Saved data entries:
__________

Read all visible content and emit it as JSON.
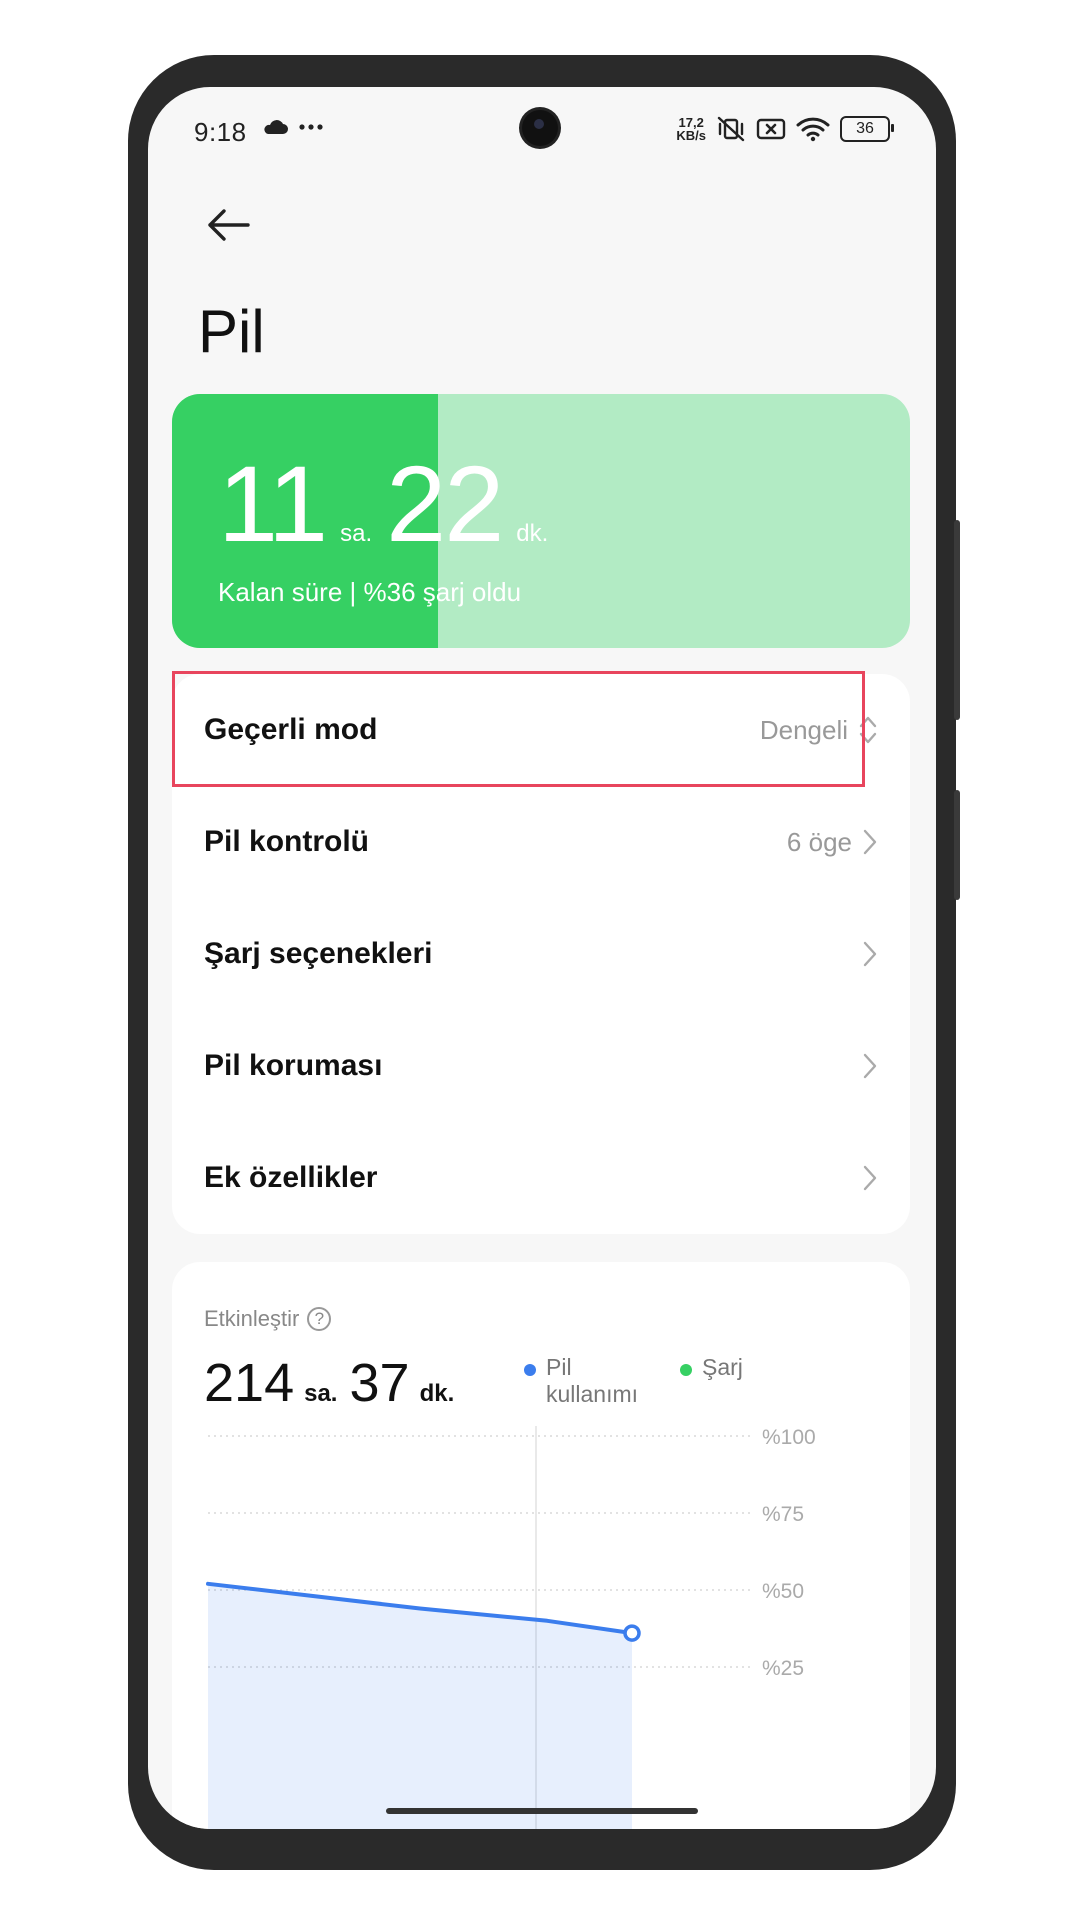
{
  "status_bar": {
    "time": "9:18",
    "net_speed_value": "17,2",
    "net_speed_unit": "KB/s",
    "battery_level": "36"
  },
  "page": {
    "title": "Pil"
  },
  "battery_card": {
    "hours": "11",
    "hours_unit": "sa.",
    "minutes": "22",
    "minutes_unit": "dk.",
    "subtitle": "Kalan süre | %36 şarj oldu",
    "charge_fraction": 0.36,
    "fill_color": "#36d063",
    "track_color": "#b2ebc4"
  },
  "menu": {
    "items": [
      {
        "label": "Geçerli mod",
        "value": "Dengeli",
        "icon": "up-down-arrows-icon"
      },
      {
        "label": "Pil kontrolü",
        "value": "6 öge",
        "icon": "chevron-right-icon"
      },
      {
        "label": "Şarj seçenekleri",
        "value": "",
        "icon": "chevron-right-icon"
      },
      {
        "label": "Pil koruması",
        "value": "",
        "icon": "chevron-right-icon"
      },
      {
        "label": "Ek özellikler",
        "value": "",
        "icon": "chevron-right-icon"
      }
    ]
  },
  "usage": {
    "title": "Etkinleştir",
    "hours": "214",
    "hours_unit": "sa.",
    "minutes": "37",
    "minutes_unit": "dk.",
    "legend": [
      {
        "label": "Pil kullanımı",
        "color": "#3b7ded"
      },
      {
        "label": "Şarj",
        "color": "#36d063"
      }
    ]
  },
  "chart_data": {
    "type": "area",
    "title": "",
    "xlabel": "",
    "ylabel": "",
    "y_ticks": [
      "%100",
      "%75",
      "%50",
      "%25"
    ],
    "ylim": [
      0,
      100
    ],
    "grid": true,
    "series": [
      {
        "name": "Pil kullanımı",
        "color": "#3b7ded",
        "x": [
          0,
          0.5,
          0.8,
          1.0
        ],
        "values": [
          52,
          44,
          40,
          36
        ]
      }
    ]
  }
}
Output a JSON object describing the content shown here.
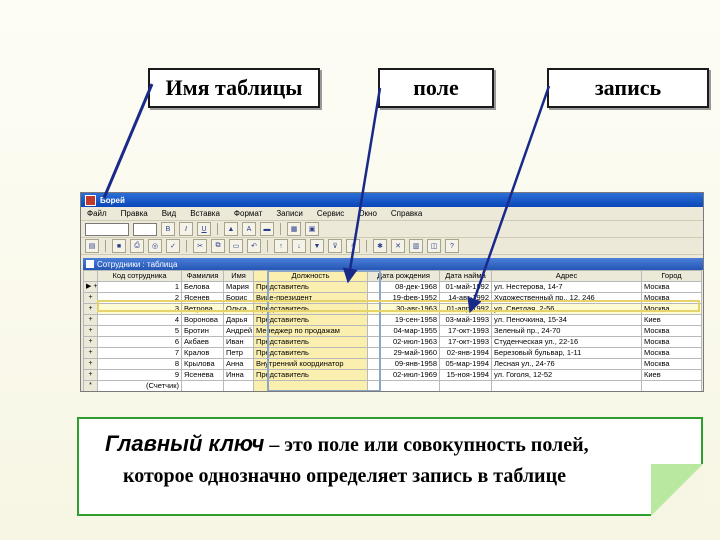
{
  "callouts": {
    "table_name": "Имя таблицы",
    "field": "поле",
    "record": "запись"
  },
  "window": {
    "title": "Борей",
    "menu": [
      "Файл",
      "Правка",
      "Вид",
      "Вставка",
      "Формат",
      "Записи",
      "Сервис",
      "Окно",
      "Справка"
    ],
    "font_select": "",
    "subwindow_title": "Сотрудники : таблица"
  },
  "table": {
    "columns": [
      "Код сотрудника",
      "Фамилия",
      "Имя",
      "Должность",
      "Дата рождения",
      "Дата найма",
      "Адрес",
      "Город"
    ],
    "rows": [
      {
        "sel": "▶ +",
        "id": "1",
        "last": "Белова",
        "first": "Мария",
        "pos": "Представитель",
        "birth": "08-дек-1968",
        "hire": "01-май-1992",
        "addr": "ул. Нестерова, 14-7",
        "city": "Москва"
      },
      {
        "sel": "+",
        "id": "2",
        "last": "Ясенев",
        "first": "Борис",
        "pos": "Вице-президент",
        "birth": "19-фев-1952",
        "hire": "14-авг-1992",
        "addr": "Художественный пр., 12, 246",
        "city": "Москва"
      },
      {
        "sel": "+",
        "id": "3",
        "last": "Ветрова",
        "first": "Ольга",
        "pos": "Представитель",
        "birth": "30-авг-1963",
        "hire": "01-апр-1992",
        "addr": "ул. Светлая, 2-56",
        "city": "Москва"
      },
      {
        "sel": "+",
        "id": "4",
        "last": "Воронова",
        "first": "Дарья",
        "pos": "Представитель",
        "birth": "19-сен-1958",
        "hire": "03-май-1993",
        "addr": "ул. Пеночкина, 15-34",
        "city": "Киев"
      },
      {
        "sel": "+",
        "id": "5",
        "last": "Бротин",
        "first": "Андрей",
        "pos": "Менеджер по продажам",
        "birth": "04-мар-1955",
        "hire": "17-окт-1993",
        "addr": "Зеленый пр., 24-70",
        "city": "Москва"
      },
      {
        "sel": "+",
        "id": "6",
        "last": "Акбаев",
        "first": "Иван",
        "pos": "Представитель",
        "birth": "02-июл-1963",
        "hire": "17-окт-1993",
        "addr": "Студенческая ул., 22-16",
        "city": "Москва"
      },
      {
        "sel": "+",
        "id": "7",
        "last": "Кралов",
        "first": "Петр",
        "pos": "Представитель",
        "birth": "29-май-1960",
        "hire": "02-янв-1994",
        "addr": "Березовый бульвар, 1-11",
        "city": "Москва"
      },
      {
        "sel": "+",
        "id": "8",
        "last": "Крылова",
        "first": "Анна",
        "pos": "Внутренний координатор",
        "birth": "09-янв-1958",
        "hire": "05-мар-1994",
        "addr": "Лесная ул., 24-76",
        "city": "Москва"
      },
      {
        "sel": "+",
        "id": "9",
        "last": "Ясенева",
        "first": "Инна",
        "pos": "Представитель",
        "birth": "02-июл-1969",
        "hire": "15-ноя-1994",
        "addr": "ул. Гоголя, 12-52",
        "city": "Киев"
      },
      {
        "sel": "*",
        "id": "(Счетчик)",
        "last": "",
        "first": "",
        "pos": "",
        "birth": "",
        "hire": "",
        "addr": "",
        "city": ""
      }
    ]
  },
  "definition": {
    "term": "Главный ключ",
    "dash": " – ",
    "line1_rest": "это поле или совокупность полей,",
    "line2": "которое однозначно определяет запись в таблице"
  },
  "colors": {
    "frame_green": "#2e9e2e",
    "field_highlight": "#fbefb0",
    "title_blue": "#0a45b8"
  }
}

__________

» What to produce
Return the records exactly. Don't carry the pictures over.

» Your response
Read all visible content and emit it as JSON.
{
  "status_bar": {
    "time": "9:18",
    "net_speed_value": "17,2",
    "net_speed_unit": "KB/s",
    "battery_level": "36"
  },
  "page": {
    "title": "Pil"
  },
  "battery_card": {
    "hours": "11",
    "hours_unit": "sa.",
    "minutes": "22",
    "minutes_unit": "dk.",
    "subtitle": "Kalan süre | %36 şarj oldu",
    "charge_fraction": 0.36,
    "fill_color": "#36d063",
    "track_color": "#b2ebc4"
  },
  "menu": {
    "items": [
      {
        "label": "Geçerli mod",
        "value": "Dengeli",
        "icon": "up-down-arrows-icon"
      },
      {
        "label": "Pil kontrolü",
        "value": "6 öge",
        "icon": "chevron-right-icon"
      },
      {
        "label": "Şarj seçenekleri",
        "value": "",
        "icon": "chevron-right-icon"
      },
      {
        "label": "Pil koruması",
        "value": "",
        "icon": "chevron-right-icon"
      },
      {
        "label": "Ek özellikler",
        "value": "",
        "icon": "chevron-right-icon"
      }
    ]
  },
  "usage": {
    "title": "Etkinleştir",
    "hours": "214",
    "hours_unit": "sa.",
    "minutes": "37",
    "minutes_unit": "dk.",
    "legend": [
      {
        "label": "Pil kullanımı",
        "color": "#3b7ded"
      },
      {
        "label": "Şarj",
        "color": "#36d063"
      }
    ]
  },
  "chart_data": {
    "type": "area",
    "title": "",
    "xlabel": "",
    "ylabel": "",
    "y_ticks": [
      "%100",
      "%75",
      "%50",
      "%25"
    ],
    "ylim": [
      0,
      100
    ],
    "grid": true,
    "series": [
      {
        "name": "Pil kullanımı",
        "color": "#3b7ded",
        "x": [
          0,
          0.5,
          0.8,
          1.0
        ],
        "values": [
          52,
          44,
          40,
          36
        ]
      }
    ]
  }
}
Output a JSON object describing the content shown here.
{
  "callouts": {
    "table_name": "Имя таблицы",
    "field": "поле",
    "record": "запись"
  },
  "window": {
    "title": "Борей",
    "menu": [
      "Файл",
      "Правка",
      "Вид",
      "Вставка",
      "Формат",
      "Записи",
      "Сервис",
      "Окно",
      "Справка"
    ],
    "font_select": "",
    "subwindow_title": "Сотрудники : таблица"
  },
  "table": {
    "columns": [
      "Код сотрудника",
      "Фамилия",
      "Имя",
      "Должность",
      "Дата рождения",
      "Дата найма",
      "Адрес",
      "Город"
    ],
    "rows": [
      {
        "sel": "▶ +",
        "id": "1",
        "last": "Белова",
        "first": "Мария",
        "pos": "Представитель",
        "birth": "08-дек-1968",
        "hire": "01-май-1992",
        "addr": "ул. Нестерова, 14-7",
        "city": "Москва"
      },
      {
        "sel": "+",
        "id": "2",
        "last": "Ясенев",
        "first": "Борис",
        "pos": "Вице-президент",
        "birth": "19-фев-1952",
        "hire": "14-авг-1992",
        "addr": "Художественный пр., 12, 246",
        "city": "Москва"
      },
      {
        "sel": "+",
        "id": "3",
        "last": "Ветрова",
        "first": "Ольга",
        "pos": "Представитель",
        "birth": "30-авг-1963",
        "hire": "01-апр-1992",
        "addr": "ул. Светлая, 2-56",
        "city": "Москва"
      },
      {
        "sel": "+",
        "id": "4",
        "last": "Воронова",
        "first": "Дарья",
        "pos": "Представитель",
        "birth": "19-сен-1958",
        "hire": "03-май-1993",
        "addr": "ул. Пеночкина, 15-34",
        "city": "Киев"
      },
      {
        "sel": "+",
        "id": "5",
        "last": "Бротин",
        "first": "Андрей",
        "pos": "Менеджер по продажам",
        "birth": "04-мар-1955",
        "hire": "17-окт-1993",
        "addr": "Зеленый пр., 24-70",
        "city": "Москва"
      },
      {
        "sel": "+",
        "id": "6",
        "last": "Акбаев",
        "first": "Иван",
        "pos": "Представитель",
        "birth": "02-июл-1963",
        "hire": "17-окт-1993",
        "addr": "Студенческая ул., 22-16",
        "city": "Москва"
      },
      {
        "sel": "+",
        "id": "7",
        "last": "Кралов",
        "first": "Петр",
        "pos": "Представитель",
        "birth": "29-май-1960",
        "hire": "02-янв-1994",
        "addr": "Березовый бульвар, 1-11",
        "city": "Москва"
      },
      {
        "sel": "+",
        "id": "8",
        "last": "Крылова",
        "first": "Анна",
        "pos": "Внутренний координатор",
        "birth": "09-янв-1958",
        "hire": "05-мар-1994",
        "addr": "Лесная ул., 24-76",
        "city": "Москва"
      },
      {
        "sel": "+",
        "id": "9",
        "last": "Ясенева",
        "first": "Инна",
        "pos": "Представитель",
        "birth": "02-июл-1969",
        "hire": "15-ноя-1994",
        "addr": "ул. Гоголя, 12-52",
        "city": "Киев"
      },
      {
        "sel": "*",
        "id": "(Счетчик)",
        "last": "",
        "first": "",
        "pos": "",
        "birth": "",
        "hire": "",
        "addr": "",
        "city": ""
      }
    ]
  },
  "definition": {
    "term": "Главный ключ",
    "dash": " – ",
    "line1_rest": "это поле или совокупность полей,",
    "line2": "которое однозначно определяет запись в таблице"
  },
  "colors": {
    "frame_green": "#2e9e2e",
    "field_highlight": "#fbefb0",
    "title_blue": "#0a45b8"
  }
}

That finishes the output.